Task brief → Output all the entries below. Each must match exactly.

Stored data entries →

+++

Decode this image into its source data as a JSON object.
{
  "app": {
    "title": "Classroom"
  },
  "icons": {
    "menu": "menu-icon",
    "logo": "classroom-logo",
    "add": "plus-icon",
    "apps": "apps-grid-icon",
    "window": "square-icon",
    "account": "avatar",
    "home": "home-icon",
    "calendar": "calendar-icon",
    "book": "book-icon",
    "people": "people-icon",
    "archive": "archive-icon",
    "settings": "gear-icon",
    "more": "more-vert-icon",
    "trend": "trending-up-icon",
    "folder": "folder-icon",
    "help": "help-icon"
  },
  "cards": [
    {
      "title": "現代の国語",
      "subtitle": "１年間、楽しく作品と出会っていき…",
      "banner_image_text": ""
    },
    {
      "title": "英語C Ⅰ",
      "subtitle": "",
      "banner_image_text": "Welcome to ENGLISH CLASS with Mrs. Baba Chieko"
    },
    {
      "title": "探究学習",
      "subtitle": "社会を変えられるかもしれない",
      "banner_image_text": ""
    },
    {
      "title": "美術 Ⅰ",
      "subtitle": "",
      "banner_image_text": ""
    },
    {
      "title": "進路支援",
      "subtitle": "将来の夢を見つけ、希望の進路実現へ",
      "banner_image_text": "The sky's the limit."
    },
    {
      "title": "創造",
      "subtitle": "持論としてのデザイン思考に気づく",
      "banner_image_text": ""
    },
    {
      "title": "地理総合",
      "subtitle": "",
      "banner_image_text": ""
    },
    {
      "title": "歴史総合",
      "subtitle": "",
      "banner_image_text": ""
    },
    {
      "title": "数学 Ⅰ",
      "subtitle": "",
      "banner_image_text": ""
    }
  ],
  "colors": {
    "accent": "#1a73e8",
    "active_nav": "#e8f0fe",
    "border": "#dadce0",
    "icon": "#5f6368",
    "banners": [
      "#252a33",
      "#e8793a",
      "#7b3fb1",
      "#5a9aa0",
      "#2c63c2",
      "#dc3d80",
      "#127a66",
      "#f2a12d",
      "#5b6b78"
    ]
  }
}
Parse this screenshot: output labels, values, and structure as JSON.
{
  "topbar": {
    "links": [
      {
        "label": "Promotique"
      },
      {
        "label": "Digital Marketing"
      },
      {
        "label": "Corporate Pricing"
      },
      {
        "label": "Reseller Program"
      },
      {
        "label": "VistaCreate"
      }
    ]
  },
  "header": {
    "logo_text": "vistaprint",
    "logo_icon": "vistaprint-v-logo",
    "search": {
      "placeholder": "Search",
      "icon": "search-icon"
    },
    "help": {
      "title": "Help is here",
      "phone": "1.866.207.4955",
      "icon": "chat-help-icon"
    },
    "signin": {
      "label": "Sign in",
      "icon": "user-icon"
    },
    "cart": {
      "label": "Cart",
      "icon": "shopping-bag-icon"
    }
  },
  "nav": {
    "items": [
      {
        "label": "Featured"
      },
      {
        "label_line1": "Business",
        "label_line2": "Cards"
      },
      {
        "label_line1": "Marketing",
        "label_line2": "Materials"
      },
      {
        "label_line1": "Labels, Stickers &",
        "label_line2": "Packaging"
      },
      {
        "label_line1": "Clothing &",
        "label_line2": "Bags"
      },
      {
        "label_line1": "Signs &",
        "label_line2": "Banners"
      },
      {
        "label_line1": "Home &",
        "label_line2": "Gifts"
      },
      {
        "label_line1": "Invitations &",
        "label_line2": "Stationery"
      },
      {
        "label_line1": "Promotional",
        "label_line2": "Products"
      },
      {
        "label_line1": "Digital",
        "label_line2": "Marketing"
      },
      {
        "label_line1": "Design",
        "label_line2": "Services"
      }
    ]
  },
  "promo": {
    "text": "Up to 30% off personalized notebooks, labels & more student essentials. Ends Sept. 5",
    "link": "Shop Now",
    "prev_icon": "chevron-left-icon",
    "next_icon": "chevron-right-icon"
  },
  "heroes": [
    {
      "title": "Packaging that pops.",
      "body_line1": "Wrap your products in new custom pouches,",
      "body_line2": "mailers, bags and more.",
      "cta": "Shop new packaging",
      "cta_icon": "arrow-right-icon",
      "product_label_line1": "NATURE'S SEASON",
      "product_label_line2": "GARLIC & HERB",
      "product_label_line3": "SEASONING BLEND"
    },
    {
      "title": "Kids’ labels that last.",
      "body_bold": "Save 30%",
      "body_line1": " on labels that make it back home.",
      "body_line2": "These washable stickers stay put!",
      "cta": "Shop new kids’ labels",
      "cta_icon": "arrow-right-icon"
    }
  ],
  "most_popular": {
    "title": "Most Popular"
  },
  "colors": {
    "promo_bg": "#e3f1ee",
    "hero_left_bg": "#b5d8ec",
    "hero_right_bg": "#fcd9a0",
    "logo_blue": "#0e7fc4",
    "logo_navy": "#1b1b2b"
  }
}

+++

Answer space →
Decode this image into its source data as a JSON object.
{
  "app": {
    "title": "Classroom"
  },
  "icons": {
    "menu": "menu-icon",
    "logo": "classroom-logo",
    "add": "plus-icon",
    "apps": "apps-grid-icon",
    "window": "square-icon",
    "account": "avatar",
    "home": "home-icon",
    "calendar": "calendar-icon",
    "book": "book-icon",
    "people": "people-icon",
    "archive": "archive-icon",
    "settings": "gear-icon",
    "more": "more-vert-icon",
    "trend": "trending-up-icon",
    "folder": "folder-icon",
    "help": "help-icon"
  },
  "cards": [
    {
      "title": "現代の国語",
      "subtitle": "１年間、楽しく作品と出会っていき…",
      "banner_image_text": ""
    },
    {
      "title": "英語C Ⅰ",
      "subtitle": "",
      "banner_image_text": "Welcome to ENGLISH CLASS with Mrs. Baba Chieko"
    },
    {
      "title": "探究学習",
      "subtitle": "社会を変えられるかもしれない",
      "banner_image_text": ""
    },
    {
      "title": "美術 Ⅰ",
      "subtitle": "",
      "banner_image_text": ""
    },
    {
      "title": "進路支援",
      "subtitle": "将来の夢を見つけ、希望の進路実現へ",
      "banner_image_text": "The sky's the limit."
    },
    {
      "title": "創造",
      "subtitle": "持論としてのデザイン思考に気づく",
      "banner_image_text": ""
    },
    {
      "title": "地理総合",
      "subtitle": "",
      "banner_image_text": ""
    },
    {
      "title": "歴史総合",
      "subtitle": "",
      "banner_image_text": ""
    },
    {
      "title": "数学 Ⅰ",
      "subtitle": "",
      "banner_image_text": ""
    }
  ],
  "colors": {
    "accent": "#1a73e8",
    "active_nav": "#e8f0fe",
    "border": "#dadce0",
    "icon": "#5f6368",
    "banners": [
      "#252a33",
      "#e8793a",
      "#7b3fb1",
      "#5a9aa0",
      "#2c63c2",
      "#dc3d80",
      "#127a66",
      "#f2a12d",
      "#5b6b78"
    ]
  }
}
Parse this screenshot: output labels, values, and structure as JSON.
{
  "topbar": {
    "links": [
      {
        "label": "Promotique"
      },
      {
        "label": "Digital Marketing"
      },
      {
        "label": "Corporate Pricing"
      },
      {
        "label": "Reseller Program"
      },
      {
        "label": "VistaCreate"
      }
    ]
  },
  "header": {
    "logo_text": "vistaprint",
    "logo_icon": "vistaprint-v-logo",
    "search": {
      "placeholder": "Search",
      "icon": "search-icon"
    },
    "help": {
      "title": "Help is here",
      "phone": "1.866.207.4955",
      "icon": "chat-help-icon"
    },
    "signin": {
      "label": "Sign in",
      "icon": "user-icon"
    },
    "cart": {
      "label": "Cart",
      "icon": "shopping-bag-icon"
    }
  },
  "nav": {
    "items": [
      {
        "label": "Featured"
      },
      {
        "label_line1": "Business",
        "label_line2": "Cards"
      },
      {
        "label_line1": "Marketing",
        "label_line2": "Materials"
      },
      {
        "label_line1": "Labels, Stickers &",
        "label_line2": "Packaging"
      },
      {
        "label_line1": "Clothing &",
        "label_line2": "Bags"
      },
      {
        "label_line1": "Signs &",
        "label_line2": "Banners"
      },
      {
        "label_line1": "Home &",
        "label_line2": "Gifts"
      },
      {
        "label_line1": "Invitations &",
        "label_line2": "Stationery"
      },
      {
        "label_line1": "Promotional",
        "label_line2": "Products"
      },
      {
        "label_line1": "Digital",
        "label_line2": "Marketing"
      },
      {
        "label_line1": "Design",
        "label_line2": "Services"
      }
    ]
  },
  "promo": {
    "text": "Up to 30% off personalized notebooks, labels & more student essentials. Ends Sept. 5",
    "link": "Shop Now",
    "prev_icon": "chevron-left-icon",
    "next_icon": "chevron-right-icon"
  },
  "heroes": [
    {
      "title": "Packaging that pops.",
      "body_line1": "Wrap your products in new custom pouches,",
      "body_line2": "mailers, bags and more.",
      "cta": "Shop new packaging",
      "cta_icon": "arrow-right-icon",
      "product_label_line1": "NATURE'S SEASON",
      "product_label_line2": "GARLIC & HERB",
      "product_label_line3": "SEASONING BLEND"
    },
    {
      "title": "Kids’ labels that last.",
      "body_bold": "Save 30%",
      "body_line1": " on labels that make it back home.",
      "body_line2": "These washable stickers stay put!",
      "cta": "Shop new kids’ labels",
      "cta_icon": "arrow-right-icon"
    }
  ],
  "most_popular": {
    "title": "Most Popular"
  },
  "colors": {
    "promo_bg": "#e3f1ee",
    "hero_left_bg": "#b5d8ec",
    "hero_right_bg": "#fcd9a0",
    "logo_blue": "#0e7fc4",
    "logo_navy": "#1b1b2b"
  }
}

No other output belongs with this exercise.